boil. But, as with all players, they are, in the most neutral sense of the word
possible, mercenaries. How long
before their waning motivation, the lure of the next salary hike, his own
fatigue and language difficulties make this group unsalvageable for Mancini? Is
there a solution that can fix the plate together?
Across the city, Sir Alex Ferguson has proven highly adept
at keeping a stable of four forwards relatively content, not least when his
treble-winning side had the bromance of Yorke and Cole plus
trophy-starved-and-hungry Teddy Sheringham backed uncomplainingly and, um,
deadlyly, by the baby-faced assassin, Ole Gunnar-Solskjaer. Yes, Tévez,

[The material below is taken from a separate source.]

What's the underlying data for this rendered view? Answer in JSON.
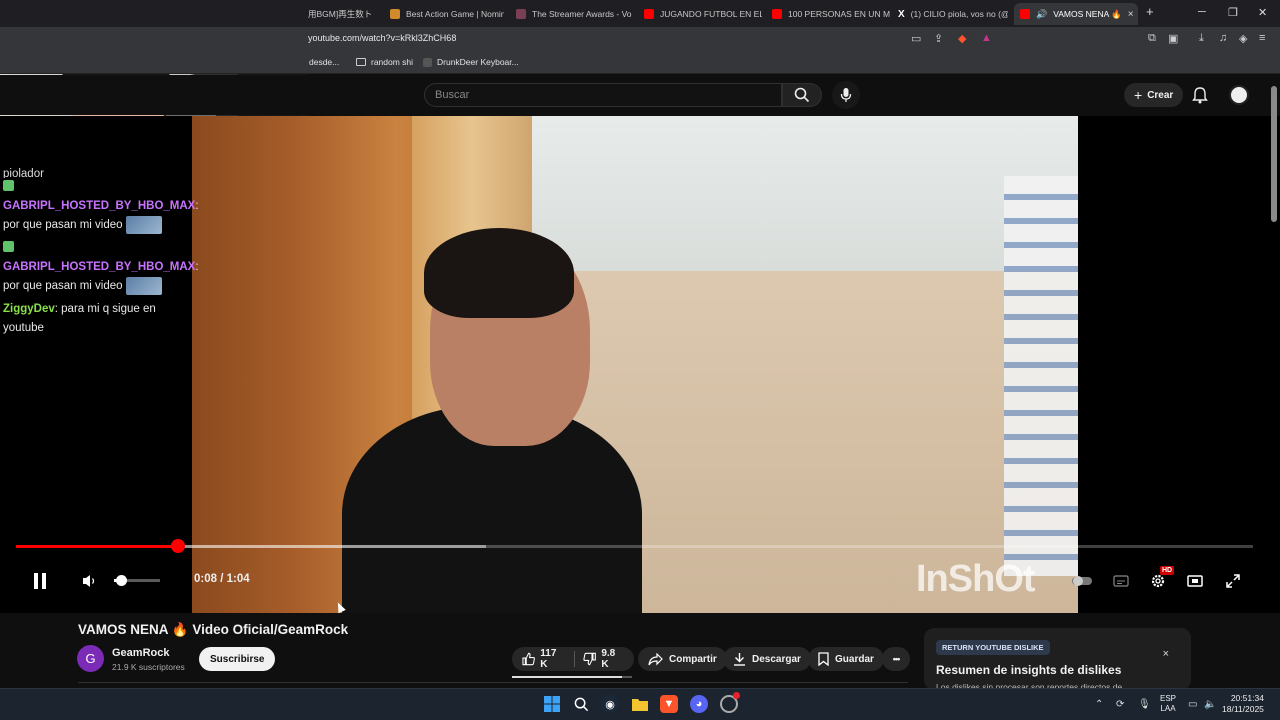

Berbatov, Ronaldo and Rooney could not be sustained (although the Bulgarian’s
insouciance can often be confused with diffidence) but today he has a reserve
striker in Javier Hernández who is not only down-to-earth and humble (Danny
Welbeck likewise), but also dedicated and deadly in the box.
Even as Mancini’s spirit and zeal are sapped, that doesn’t
mean he cannot ‘get the job done’, as it were. As Fitzgerald says: “the test of
a first-rate intelligence is the ability to hold two opposed ideas in the mind
at the same time, and still retain the ability to function. One should, for
example, be able to see that things are hopeless and yet be determined to make
them otherwise.” As he attempted to recover, he realized that “the question
became one of finding why and where I had changed, where was the leak through
which, unknown to myself, my enthusiasm and my vitality had been steadily and
prematurely trickling away.”
Perhaps if Mancini simply cuts his losses with Balotelli –
concedes that Mourinho was right, that he is “unmanageable” – then the
overriding criteria he should use in seeking out his back-up strikers is humility first and foremost, then hunger, perhaps even a certain shyness (everywhere except the penalty
box, of course). He needs a player who plays infrequently, but who grumbles
even less. A Victor Moses, or perhaps a Dimitris Salpingidis – a player who
rolls up his sleeves, like Tévez did once upon a time, and who inspires through
Ah, the crack-up: always too late when you realize it. Speaking
of the blows that subtly and insidiously break you from within, Fitzgerald concludes:
“A man does not recover from such jolts – he becomes a different person, and,
eventually, the new person finds new things to care about.” Perhaps it’s time to
call in the psychometrics people, and not those who tested Super Mario.